### Resolution and aliasing definition according to build_array

Posted:

**Wed Feb 20, 2008 9:49 am**Build_array can calculate the theoretical array response and it automatically picks values for kmin and kmax (resolution and aliasing limits). Here are some explanations how these values are calculated.

kmin is relatively easy to define, the resolution limit is the width of the central peak. kmin/2 is reported (wave number at which the response first drops below 0.5). The wave number map is scanned with a concentric search starting from the origin. The azimuth with the lowest kmin/2 is not reported but you can find it by playing with the azimuth cursor.

For a regular array (let's say a Cartesian grid) the aliasing peaks all reach a value of 1 (the same level as the main lobe). If you take a linear array, the same peaks degenerate into bands (oriented perpendicular to the direction of the array line). These peaks exactly correspond to the the theoretical aliasing defined by the sampling theorem in space (Nyquist, at least two sensors per wavelength). For these arrays, the peaks are strong and the "ground level" of the response function is relatively low. For other shapes, the picture is not that sharp. Theoretical aliasing (peaks reaching 1) may be encountered at very high wave numbers. In between, you can find a lot of intermediate peaks with amplitude between 0 and 1.

To simplify the situation, when several waves travel across the array at the same time, the resulting response is something close to the sum of individual wavelet responses (not exactly there are also cross terms). Hence, the side lobes may stack together, sometimes (or very often) reaching a higher level than the main peaks that correspond to real wavelet wave numbers. By consequence, estimating the aliasing limit for a 2D array (contrary to a simple linear array) requires looking also at the average ground level of the response function and not only at the position of side peaks.

In build_array, the automatic computation of kmax is made by a concentric search (like for kmin) until the amplitude gets over 0.5. I assume that if it goes above 0.5 (with a peak or not) there are more chances to stack sides lobes and aliasing to occur. The azimuth is not reported, but you can easily find it by playing with the azimuth cursor. The precision for the aliasing limit is not so dramatic. Aliasing is obvious in FK results. From experience, it starts slowly from kmax/2 and reaches its maximum at kmax.

In some situations, the kmax deduced from automatic search does not corresponds to your estimation (e.g. just one little peak slightly above 0.5 in one direction, flat elsewhere). Move the kmax cursor and pick another value. For kmin, the choice is much less disputable.

kmin is relatively easy to define, the resolution limit is the width of the central peak. kmin/2 is reported (wave number at which the response first drops below 0.5). The wave number map is scanned with a concentric search starting from the origin. The azimuth with the lowest kmin/2 is not reported but you can find it by playing with the azimuth cursor.

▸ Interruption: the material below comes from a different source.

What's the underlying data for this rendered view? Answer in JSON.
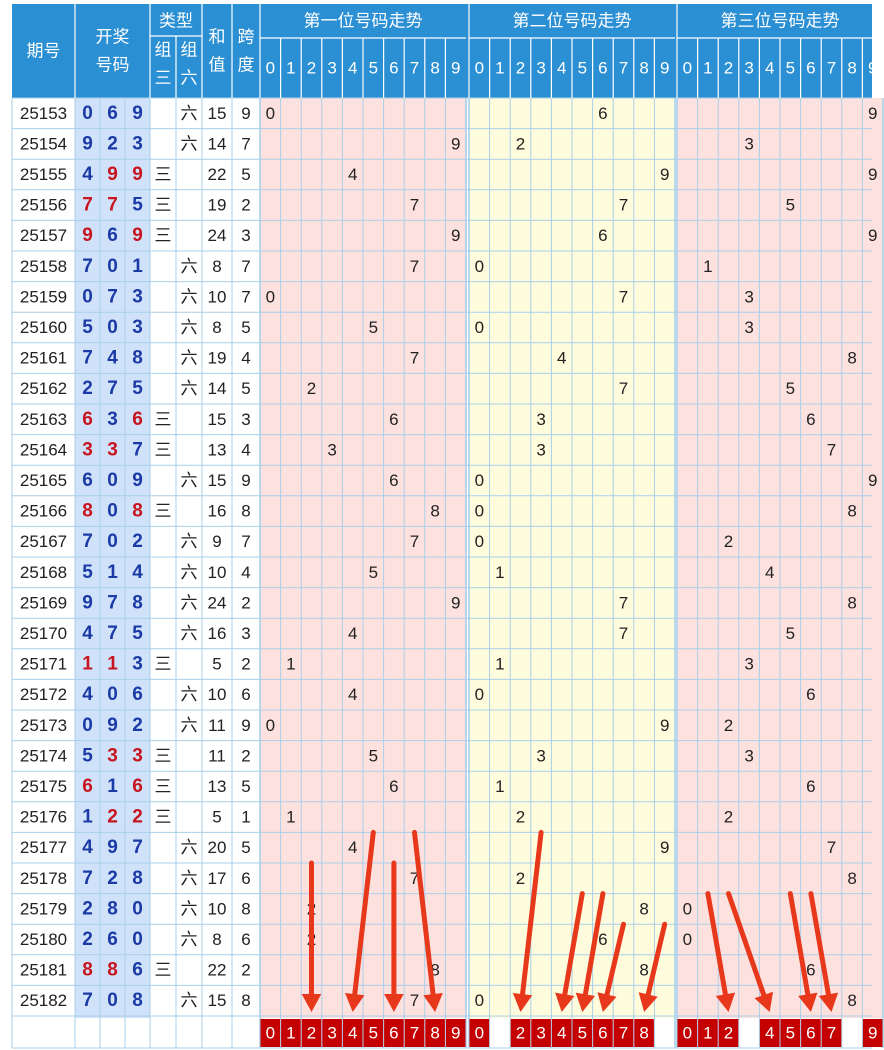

For a regular array (let's say a Cartesian grid) the aliasing peaks all reach a value of 1 (the same level as the main lobe). If you take a linear array, the same peaks degenerate into bands (oriented perpendicular to the direction of the array line). These peaks exactly correspond to the the theoretical aliasing defined by the sampling theorem in space (Nyquist, at least two sensors per wavelength). For these arrays, the peaks are strong and the "ground level" of the response function is relatively low. For other shapes, the picture is not that sharp. Theoretical aliasing (peaks reaching 1) may be encountered at very high wave numbers. In between, you can find a lot of intermediate peaks with amplitude between 0 and 1.

To simplify the situation, when several waves travel across the array at the same time, the resulting response is something close to the sum of individual wavelet responses (not exactly there are also cross terms). Hence, the side lobes may stack together, sometimes (or very often) reaching a higher level than the main peaks that correspond to real wavelet wave numbers. By consequence, estimating the aliasing limit for a 2D array (contrary to a simple linear array) requires looking also at the average ground level of the response function and not only at the position of side peaks.

In build_array, the automatic computation of kmax is made by a concentric search (like for kmin) until the amplitude gets over 0.5. I assume that if it goes above 0.5 (with a peak or not) there are more chances to stack sides lobes and aliasing to occur. The azimuth is not reported, but you can easily find it by playing with the azimuth cursor. The precision for the aliasing limit is not so dramatic. Aliasing is obvious in FK results. From experience, it starts slowly from kmax/2 and reaches its maximum at kmax.

In some situations, the kmax deduced from automatic search does not corresponds to your estimation (e.g. just one little peak slightly above 0.5 in one direction, flat elsewhere). Move the kmax cursor and pick another value. For kmin, the choice is much less disputable.